With the base layers done, I added the decals and another layer of clear coat before starting the weathering process. I started by mixing black, green, and grey paint with thinner to create a wash (roughly 90% thinner). This was painted on with a brush before being absorbed in a random fashion with cotton earbuds and a dry brush. The wash will create a “rain and faded” pattern all over the helicopter. Next I used a sponge to make streaks from top to bottom. As soon as the wash dried, I blended all the colours together by using white oil paints (yes, the extremely bright colour that has nothing to do with a camouflage pattern). By using a sponge again, I rubbed the white paint on mainly the top surfaces, where the camouflage would have faded the most due to sunlight. I then added random spots on the sides before rubbing those out with the sponge again. All the colours were now nicely blended together. Another clear coat before the next step.

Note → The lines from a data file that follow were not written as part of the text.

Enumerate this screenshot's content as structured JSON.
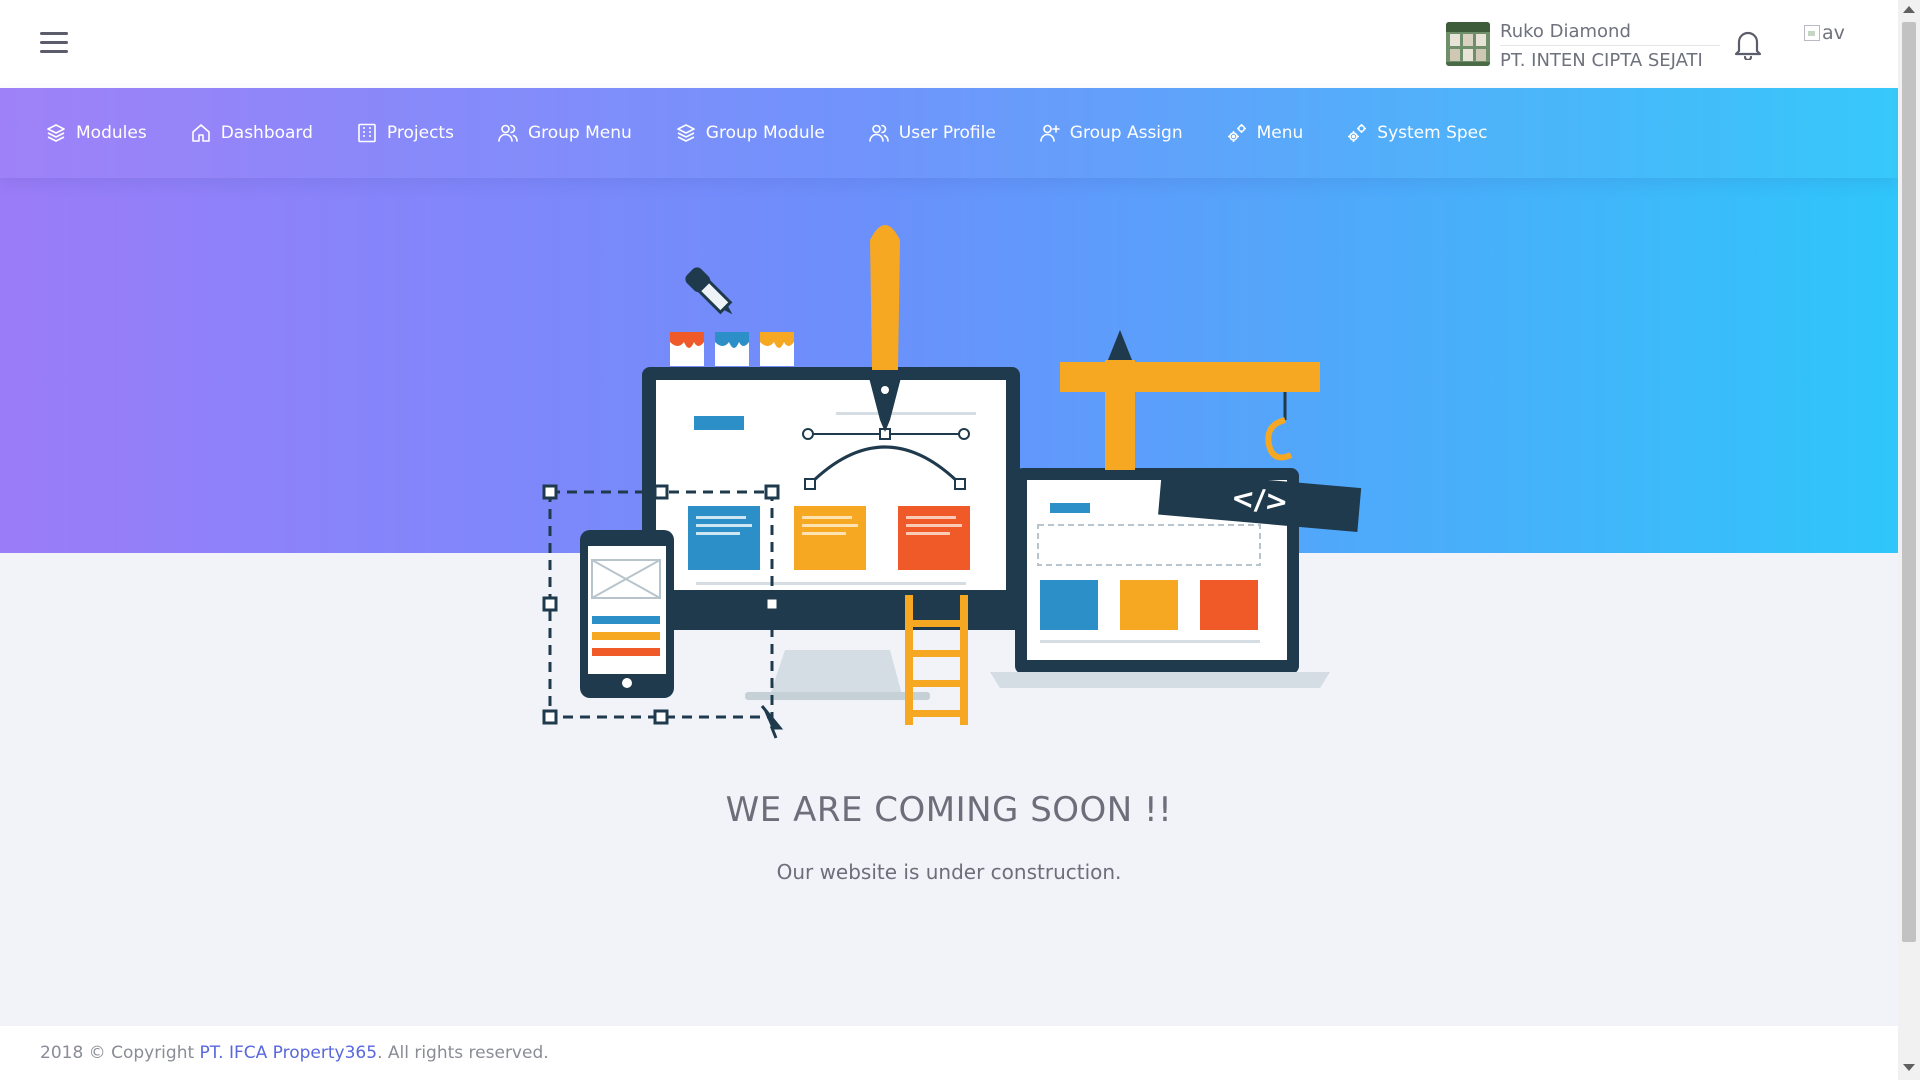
{
  "header": {
    "project_name": "Ruko Diamond",
    "company_name": "PT. INTEN CIPTA SEJATI",
    "avatar_alt": "av"
  },
  "nav": {
    "items": [
      {
        "label": "Modules",
        "icon": "layers-icon"
      },
      {
        "label": "Dashboard",
        "icon": "home-icon"
      },
      {
        "label": "Projects",
        "icon": "building-icon"
      },
      {
        "label": "Group Menu",
        "icon": "users-icon"
      },
      {
        "label": "Group Module",
        "icon": "layers-icon"
      },
      {
        "label": "User Profile",
        "icon": "users-icon"
      },
      {
        "label": "Group Assign",
        "icon": "user-add-icon"
      },
      {
        "label": "Menu",
        "icon": "gears-icon"
      },
      {
        "label": "System Spec",
        "icon": "gears-icon"
      }
    ]
  },
  "main": {
    "headline": "WE ARE COMING SOON !!",
    "subline": "Our website is under construction.",
    "illustration_code_tag": "</>"
  },
  "footer": {
    "prefix": "2018 © Copyright ",
    "link_text": "PT. IFCA Property365",
    "suffix": ". All rights reserved."
  },
  "colors": {
    "gradient_start": "#9b7cf8",
    "gradient_end": "#2fc6fa",
    "accent_link": "#5867dd"
  }
}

What’s an aircraft that’s been outside for 25 years without any rust? Indeed, time to add the rust. Mostly found around the exhausts and engine bays, I used a new product from MIG to create rust effects and streaks, using pigments in the process as well. Guess what, another clear coat after this to finish it off. I removed the masking tape and had a look at the overall result. Not bad, except that the windows are super clean compared to the rest of the model. So, out comes the brush and wash again to solve this issue. The windows were covered with the wash and mostly removed again with the sponge, creating rain streaks at the same time.
So, that’s most of the model done now. All that’s left to do is paint the blades and rotorhead before building the base diorama for the model. This will have to wait however, as I’m packing for my move to Sumburgh in a few weeks. Once I get back to work, I’ll update you on the process of this. Until then!